Saturday, July 28, 2012

August Weather in Belize

Belize Weather for August
High on the list of Belize’s many charms is a very comfortable tropical climate with an average yearly temperature of 84° F (29°C). Costal sea breezes and Belize’s large tracts of jungle and rainforests provide cooling relief even in the hottest summer months while winters can be cool but never very cold. In short, the climate is pretty much near perfect.
Even in winter the temperature in Belize rarely falls below 60°F (16°C), while throughout summer the mercury sits at around 86°F (30°C). Humidity is also fairly consistent at around 85 percent.
With temperatures so consistent year round, Belize has two, rather than four seasons– the wet and the dry.
During August temperatures in Belize begin to change as drier winds from the west replace the easterly sea breezes. August marks the “Little Dry”, as it is known, with a decrease in rainfall and rise in temperatures, which range from 86°F (30°C) highs to average lows of 78°F (26°C). Overall average temperature for August is still a pleasant 82°F (28°C).

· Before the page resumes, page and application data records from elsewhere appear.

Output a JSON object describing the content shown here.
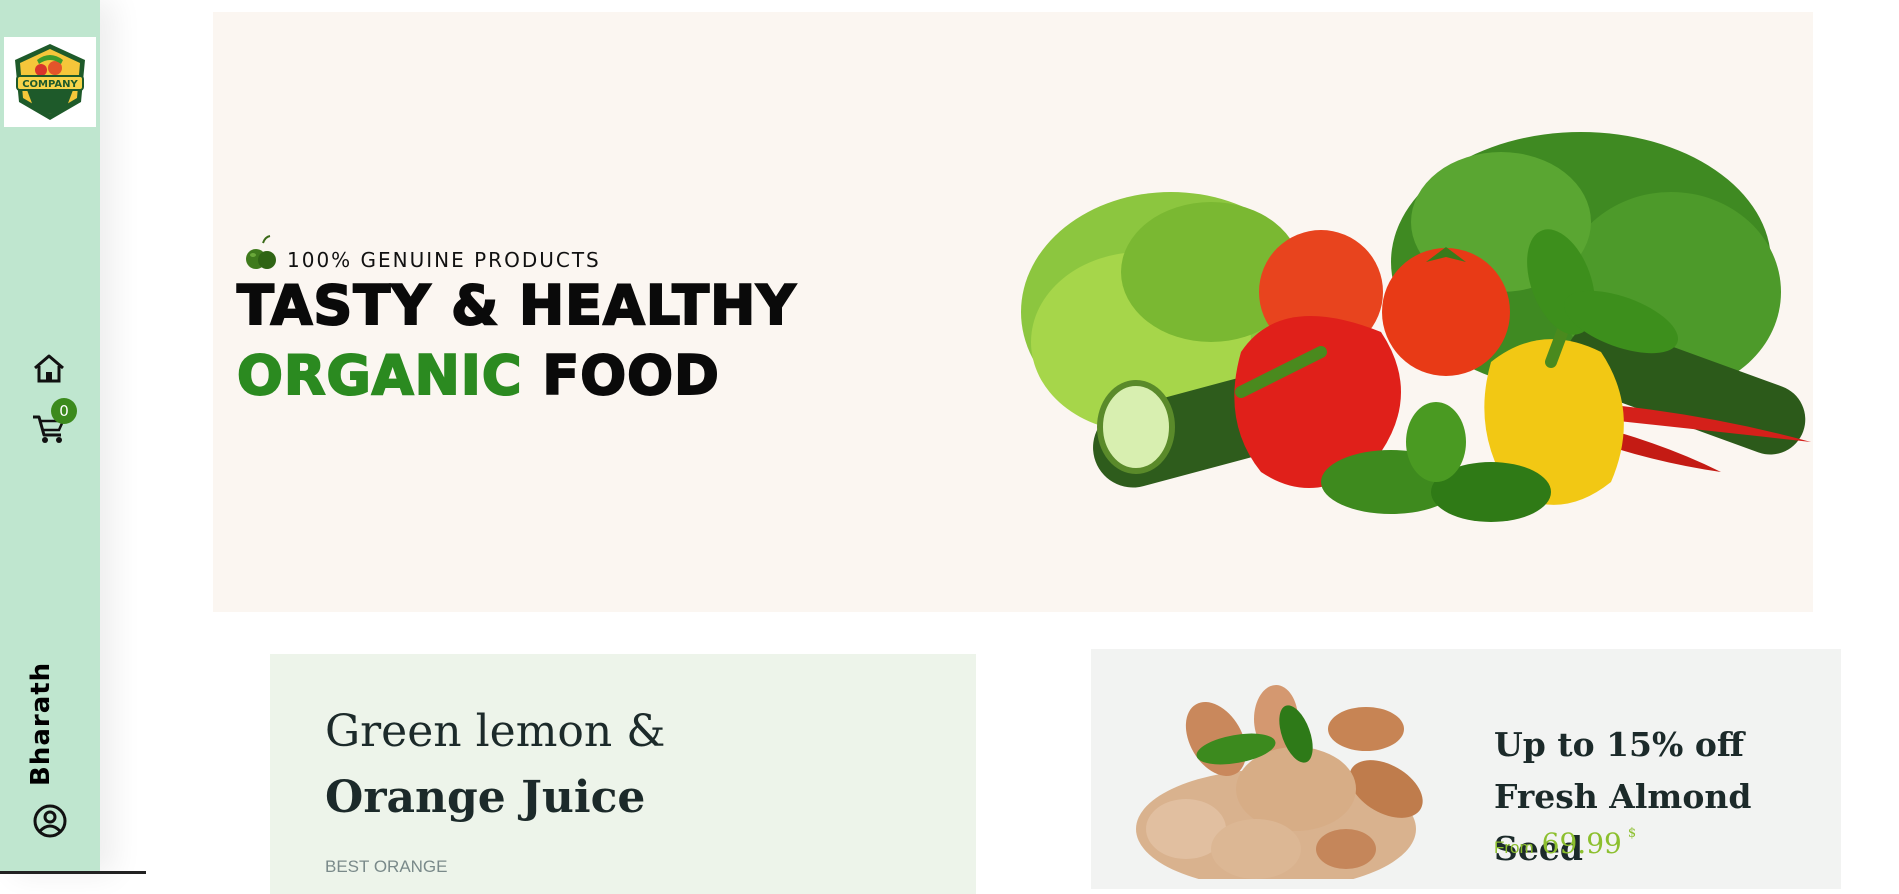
{
  "sidebar": {
    "logo_text": "COMPANY",
    "cart_count": "0",
    "user_name": "Bharath"
  },
  "hero": {
    "tagline": "100% GENUINE PRODUCTS",
    "title_line1": "TASTY & HEALTHY",
    "title_line2_highlight": "ORGANIC",
    "title_line2_rest": "FOOD"
  },
  "promo_left": {
    "line1": "Green lemon &",
    "line2": "Orange Juice",
    "sub": "BEST ORANGE"
  },
  "promo_right": {
    "title": "Up to 15% off Fresh Almond Seed",
    "from_label": "From",
    "price": "69.99",
    "currency": "$"
  },
  "colors": {
    "sidebar_bg": "#bfe6cf",
    "accent_green": "#2b8a20",
    "price_green": "#8cbf2e"
  },
  "icons": [
    "company-logo",
    "home-icon",
    "cart-icon",
    "user-icon",
    "apple-icon"
  ]
}
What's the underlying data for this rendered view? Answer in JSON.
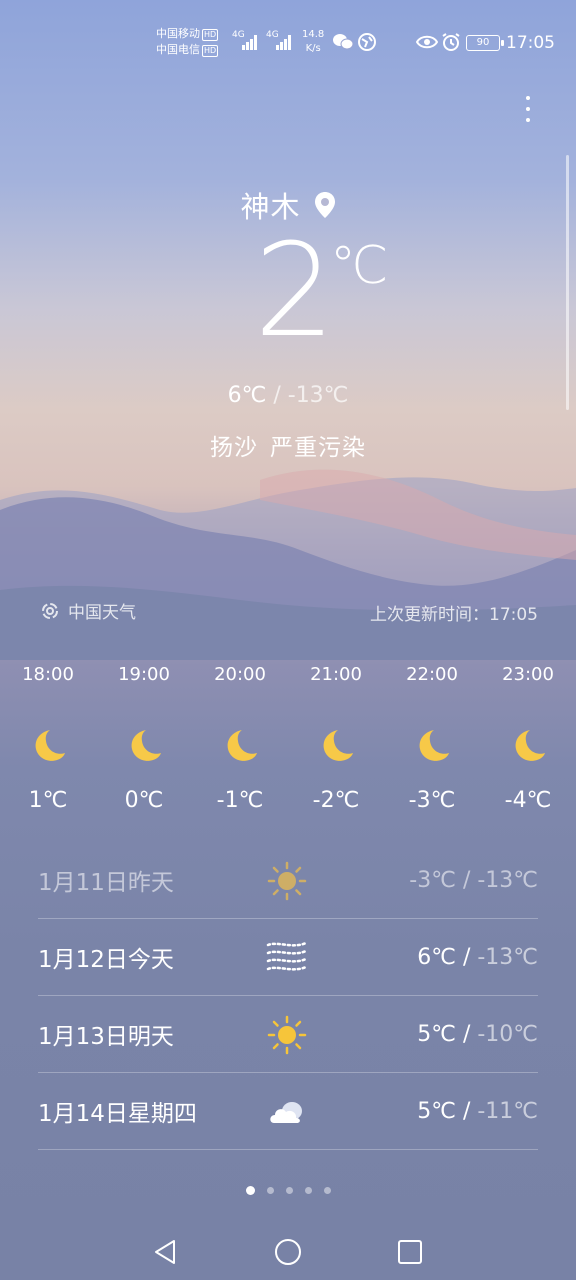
{
  "status_bar": {
    "carrier_1": "中国移动",
    "carrier_2": "中国电信",
    "hd_badge": "HD",
    "net_type": "4G",
    "speed_value": "14.8",
    "speed_unit": "K/s",
    "battery": "90",
    "time": "17:05"
  },
  "location": {
    "city": "神木"
  },
  "current": {
    "temperature": "2",
    "unit": "℃",
    "high": "6℃",
    "separator": "/",
    "low": "-13℃",
    "condition": "扬沙",
    "air_quality": "严重污染"
  },
  "source": {
    "provider": "中国天气",
    "updated_label": "上次更新时间：17:05"
  },
  "hourly": [
    {
      "time": "18:00",
      "icon": "moon-icon",
      "temp": "1℃"
    },
    {
      "time": "19:00",
      "icon": "moon-icon",
      "temp": "0℃"
    },
    {
      "time": "20:00",
      "icon": "moon-icon",
      "temp": "-1℃"
    },
    {
      "time": "21:00",
      "icon": "moon-icon",
      "temp": "-2℃"
    },
    {
      "time": "22:00",
      "icon": "moon-icon",
      "temp": "-3℃"
    },
    {
      "time": "23:00",
      "icon": "moon-icon",
      "temp": "-4℃"
    }
  ],
  "daily": [
    {
      "date": "1月11日昨天",
      "icon": "sun-icon",
      "high": "-3℃",
      "sep": "/",
      "low": "-13℃"
    },
    {
      "date": "1月12日今天",
      "icon": "sandstorm-icon",
      "high": "6℃",
      "sep": "/",
      "low": "-13℃"
    },
    {
      "date": "1月13日明天",
      "icon": "sun-icon",
      "high": "5℃",
      "sep": "/",
      "low": "-10℃"
    },
    {
      "date": "1月14日星期四",
      "icon": "cloudy-icon",
      "high": "5℃",
      "sep": "/",
      "low": "-11℃"
    }
  ],
  "pager": {
    "count": 5,
    "active": 0
  },
  "colors": {
    "sun": "#f6c53a",
    "moon": "#f7c948",
    "sky_top": "#8fa4da",
    "sky_bottom": "#7882a6"
  }
}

June through December marks Belize’s wet season, when parts of the country receive up to 150 inches of rain and the heavy, sometimes wild storms associated with the Caribbean occur, usually in the late afternoons.  The most frequent rainfall usually occurs in June or early July and is punctuated by a break in late July or August known as the "little dry."

Thursday, July 19, 2012

Turtle Mating Season Progress

Turtle Mating season
The 2012 sea turtle nesting season is well underway and the marine biologist of the Hol Chan Marine Reserve and staff of Bacalar Chico Reserve are working hard in monitoring the beaches up north and taking down data for this season. A special discover was made this week on the northernmost part of the island; the very first Hawksbill turtle nest for the season was found by the team.

Tuesday, July 10, 2012

Elearners and first in French

e-Learning to dive on line is a hot new program by the Professional Association of Diving Instructors. About the program PADI Staff Instructor Elbert Greer said,” In my twenty years of experience certifying tourists for SCUBA Diving in Belize I’ve learned that the difficult part is not getting my students to jump into the warm, clear Caribbean water with a tank on their back, It’s getting them to read and study the manual or sit and watch a DVD in the classroom while they are distracted by being on vacation near that warm, clear Caribbean water.Instructors call this book work and study part of the course Knowledge Development, and it’s the hardest part of my job.
With this new Knowledge Development online, student divers will have done this part of the course at home with me guiding then through as a instructor, wasting no time after arriving before they get to the warm, clear Caribbean part. E-Learning is not a short cut. In many ways it’s more thorough. Computer-based learning can result in increased retention and a stronger grasp of the subject matter, because many elements - like audio, video, quizzes and interaction - are combined to support learning.
Completing knowledge development online is different from using the open water book.The online knowledge development portion of the course is an enhanced version. What differs is that in addition to text and video content, the online version incorporates audio presentations, graphics and animations that clarify information as well as interactive assessments with me, your virtual instructor.
Student divers sign up for the course online at . Once a diver signs up, I receive an email notification that a new student diver has enrolled in the course. From that point I can interact with the student diver by phone, email or chats - depending upon individual preferences. This allows me to answer any student diver questions, provide local diving information, discuss dive equipment or what ever the student needs to feel comfortable, confident and prepared for their Belize diving experiences. 
As student divers move through each section of the course, they show that they are meeting learning objectives by answering Quick Quiz questions throughout the section or the Knowledge Review at the end. To reinforce learning, the system provides the correct answer and further explanation or review. When they are ready, student divers take the quiz for that section and again receive prescriptive feedback for any questions they answer incorrectly. This way, student divers are required to achieve 100 percent mastery of the subject matter prior to moving on to the next section.
Student divers are linked to interactive tutorials and online versions of the RDP (those tables that tell you how deep and how long you can dive). I track the student diver progress and help them along the way as necessary. Students have access to an online version of the PADI Open Water Diver Manual for reference during and after training. 
After Student divers have successfully completed all online knowledge development segments they receive a PADI eLearning record, that’s a document that states the independent study portion of the course is complete and my job is suddenly a whole lot easer. 
Do I sound excited? Just imagine what you will feel like with that E-Learning record in your hand looking out at the reef from under a coconut tree on Ambergris.